This book summarizes the professional experience of Oscar Swineford, Emeritus Professor of Medicine at the University of Virginia School of Medicine, who for many years headed the Divison of Allergy at that institution. It is a very personal account, descriptive in nature and undoubtedly useful for other clinicians who specialize in this field and must deal with the vexing problem of asthma. It is also a voluminous book (484 pages) complete with 24 illustrative case histories.

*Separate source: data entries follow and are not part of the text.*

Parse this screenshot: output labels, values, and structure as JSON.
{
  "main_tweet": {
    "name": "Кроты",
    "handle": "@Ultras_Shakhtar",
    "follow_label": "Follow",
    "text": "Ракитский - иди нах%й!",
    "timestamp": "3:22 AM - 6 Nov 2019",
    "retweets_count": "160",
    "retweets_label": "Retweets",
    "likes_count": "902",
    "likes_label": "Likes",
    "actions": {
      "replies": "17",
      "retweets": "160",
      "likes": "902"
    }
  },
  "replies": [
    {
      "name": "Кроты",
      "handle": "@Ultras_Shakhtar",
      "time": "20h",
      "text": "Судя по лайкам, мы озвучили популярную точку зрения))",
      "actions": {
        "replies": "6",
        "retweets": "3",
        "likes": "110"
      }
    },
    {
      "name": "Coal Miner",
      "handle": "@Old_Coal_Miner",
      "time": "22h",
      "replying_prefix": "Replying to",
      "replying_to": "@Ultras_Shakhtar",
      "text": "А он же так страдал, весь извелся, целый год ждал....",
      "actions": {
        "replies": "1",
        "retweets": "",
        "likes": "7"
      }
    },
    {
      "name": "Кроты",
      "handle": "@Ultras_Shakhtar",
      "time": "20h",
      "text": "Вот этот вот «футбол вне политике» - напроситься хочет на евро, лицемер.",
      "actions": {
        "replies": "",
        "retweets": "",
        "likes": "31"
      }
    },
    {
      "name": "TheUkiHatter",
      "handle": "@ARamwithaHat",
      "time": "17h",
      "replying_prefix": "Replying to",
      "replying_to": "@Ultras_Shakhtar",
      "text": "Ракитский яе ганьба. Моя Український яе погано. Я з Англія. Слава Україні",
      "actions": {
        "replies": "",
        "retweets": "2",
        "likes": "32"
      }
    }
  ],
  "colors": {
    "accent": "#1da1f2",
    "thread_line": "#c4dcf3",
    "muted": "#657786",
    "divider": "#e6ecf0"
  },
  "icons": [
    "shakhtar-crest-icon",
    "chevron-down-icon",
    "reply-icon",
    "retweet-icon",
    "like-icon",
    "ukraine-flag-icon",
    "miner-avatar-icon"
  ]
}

There are recommendations and statements that can arouse controversy, such as the use of epinephrine (0.2 ml of a 1:1000 solution) and morphine (16 mg) in patients with suspected cardiac asthma or "the vast majority of cases of emphysema and chronic bronchitis will have (ultimately) classical asthma." Ventures into the pathophysiology of lung disease and the oxygen affinity of hemoglobin are brief and, as a consequence, somewhat superficial. There are statements that need better